**Entries from a dataset of interfaces:**
----

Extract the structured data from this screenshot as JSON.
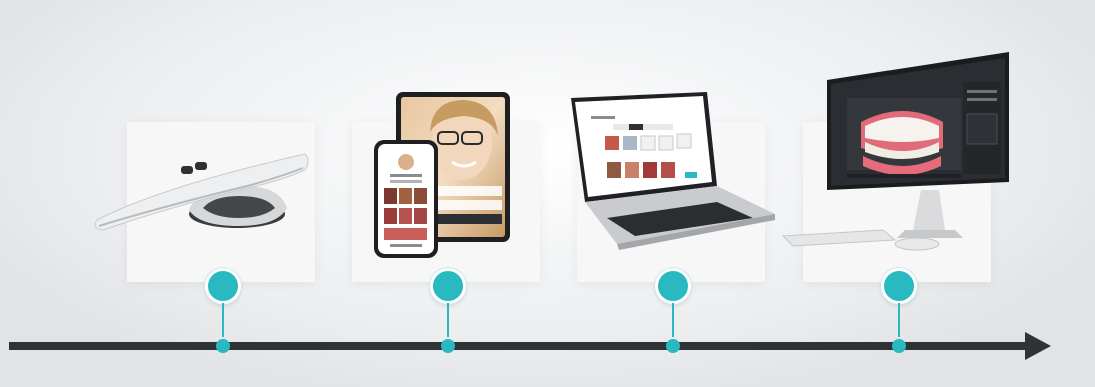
{
  "diagram": {
    "type": "timeline",
    "steps": [
      {
        "icon": "intraoral-scanner-icon"
      },
      {
        "icon": "tablet-phone-app-icon"
      },
      {
        "icon": "laptop-software-icon"
      },
      {
        "icon": "desktop-3d-model-icon"
      }
    ]
  },
  "colors": {
    "accent": "#2ab8c1",
    "axis": "#2f3336",
    "card": "#f7f7f8",
    "background": "#eceef0"
  }
}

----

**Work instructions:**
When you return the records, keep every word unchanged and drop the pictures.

**Task answer:**
Extract the structured data from this screenshot as JSON.
{
  "diagram": {
    "type": "timeline",
    "steps": [
      {
        "icon": "intraoral-scanner-icon"
      },
      {
        "icon": "tablet-phone-app-icon"
      },
      {
        "icon": "laptop-software-icon"
      },
      {
        "icon": "desktop-3d-model-icon"
      }
    ]
  },
  "colors": {
    "accent": "#2ab8c1",
    "axis": "#2f3336",
    "card": "#f7f7f8",
    "background": "#eceef0"
  }
}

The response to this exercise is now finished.